= Beginning of Section =

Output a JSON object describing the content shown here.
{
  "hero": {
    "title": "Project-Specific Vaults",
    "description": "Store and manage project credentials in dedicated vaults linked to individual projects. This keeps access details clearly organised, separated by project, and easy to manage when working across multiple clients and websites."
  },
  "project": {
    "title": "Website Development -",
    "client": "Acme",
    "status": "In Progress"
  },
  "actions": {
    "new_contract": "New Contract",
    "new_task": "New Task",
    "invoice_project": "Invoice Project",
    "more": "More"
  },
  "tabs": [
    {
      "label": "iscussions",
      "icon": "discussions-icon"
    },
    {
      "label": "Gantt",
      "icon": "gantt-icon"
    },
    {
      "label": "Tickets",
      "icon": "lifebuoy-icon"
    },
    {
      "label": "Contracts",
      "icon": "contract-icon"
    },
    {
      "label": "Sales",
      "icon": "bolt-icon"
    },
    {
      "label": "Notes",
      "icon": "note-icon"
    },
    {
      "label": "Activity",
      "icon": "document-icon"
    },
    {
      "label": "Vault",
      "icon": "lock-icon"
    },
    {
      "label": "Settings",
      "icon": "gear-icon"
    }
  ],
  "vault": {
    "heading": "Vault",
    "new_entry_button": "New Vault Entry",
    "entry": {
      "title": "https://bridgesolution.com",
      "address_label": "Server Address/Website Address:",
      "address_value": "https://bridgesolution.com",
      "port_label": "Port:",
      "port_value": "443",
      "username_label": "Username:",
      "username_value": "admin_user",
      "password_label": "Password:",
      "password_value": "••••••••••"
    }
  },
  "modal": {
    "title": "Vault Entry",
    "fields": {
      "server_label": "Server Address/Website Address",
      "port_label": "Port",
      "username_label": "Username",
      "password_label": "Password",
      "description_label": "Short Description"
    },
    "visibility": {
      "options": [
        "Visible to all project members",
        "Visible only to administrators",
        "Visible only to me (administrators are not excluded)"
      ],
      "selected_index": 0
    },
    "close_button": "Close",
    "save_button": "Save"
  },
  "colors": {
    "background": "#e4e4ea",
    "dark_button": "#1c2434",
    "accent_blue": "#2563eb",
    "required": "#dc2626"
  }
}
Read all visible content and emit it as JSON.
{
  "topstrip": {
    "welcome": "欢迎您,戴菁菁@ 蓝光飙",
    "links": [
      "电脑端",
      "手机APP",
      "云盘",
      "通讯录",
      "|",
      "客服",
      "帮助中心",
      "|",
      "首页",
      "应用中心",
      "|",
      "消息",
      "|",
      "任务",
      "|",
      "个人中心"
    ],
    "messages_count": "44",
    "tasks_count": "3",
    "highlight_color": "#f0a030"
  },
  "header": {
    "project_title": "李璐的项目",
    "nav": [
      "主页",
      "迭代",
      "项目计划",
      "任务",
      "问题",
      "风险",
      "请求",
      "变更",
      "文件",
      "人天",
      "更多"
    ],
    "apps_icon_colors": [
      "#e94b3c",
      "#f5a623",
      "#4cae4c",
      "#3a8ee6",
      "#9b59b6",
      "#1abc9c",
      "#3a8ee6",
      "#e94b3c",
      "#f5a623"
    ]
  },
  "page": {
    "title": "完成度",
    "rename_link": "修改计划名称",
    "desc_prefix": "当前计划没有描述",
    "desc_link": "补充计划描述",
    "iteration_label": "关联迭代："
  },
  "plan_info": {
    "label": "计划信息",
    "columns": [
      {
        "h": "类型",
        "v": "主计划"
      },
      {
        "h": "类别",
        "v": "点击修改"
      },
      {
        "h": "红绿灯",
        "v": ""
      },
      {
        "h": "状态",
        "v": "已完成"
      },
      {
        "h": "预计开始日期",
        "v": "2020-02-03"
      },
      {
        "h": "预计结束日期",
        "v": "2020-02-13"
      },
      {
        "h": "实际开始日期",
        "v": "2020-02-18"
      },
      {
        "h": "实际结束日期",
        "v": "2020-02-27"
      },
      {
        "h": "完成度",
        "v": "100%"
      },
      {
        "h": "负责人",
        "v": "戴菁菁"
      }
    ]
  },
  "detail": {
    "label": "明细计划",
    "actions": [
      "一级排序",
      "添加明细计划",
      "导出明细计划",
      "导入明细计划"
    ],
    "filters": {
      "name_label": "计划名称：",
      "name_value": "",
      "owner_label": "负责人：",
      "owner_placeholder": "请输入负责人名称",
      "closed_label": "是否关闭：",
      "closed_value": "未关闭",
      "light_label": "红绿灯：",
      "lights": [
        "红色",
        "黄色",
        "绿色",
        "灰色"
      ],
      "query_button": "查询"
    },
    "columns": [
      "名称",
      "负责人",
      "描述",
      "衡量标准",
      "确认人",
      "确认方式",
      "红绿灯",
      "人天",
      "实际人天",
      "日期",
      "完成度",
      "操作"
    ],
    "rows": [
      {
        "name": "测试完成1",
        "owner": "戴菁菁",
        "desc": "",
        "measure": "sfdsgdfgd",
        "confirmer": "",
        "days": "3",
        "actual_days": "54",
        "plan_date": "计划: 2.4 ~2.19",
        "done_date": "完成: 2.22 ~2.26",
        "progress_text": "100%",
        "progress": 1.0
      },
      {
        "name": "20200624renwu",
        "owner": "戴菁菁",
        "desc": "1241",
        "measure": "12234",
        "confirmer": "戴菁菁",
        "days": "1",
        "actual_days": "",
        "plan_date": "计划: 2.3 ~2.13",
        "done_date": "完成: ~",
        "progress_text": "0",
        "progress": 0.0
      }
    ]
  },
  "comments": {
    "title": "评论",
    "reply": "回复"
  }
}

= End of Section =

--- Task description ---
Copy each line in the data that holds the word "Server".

--- Written response ---
      "address_label": "Server Address/Website Address:",
      "server_label": "Server Address/Website Address",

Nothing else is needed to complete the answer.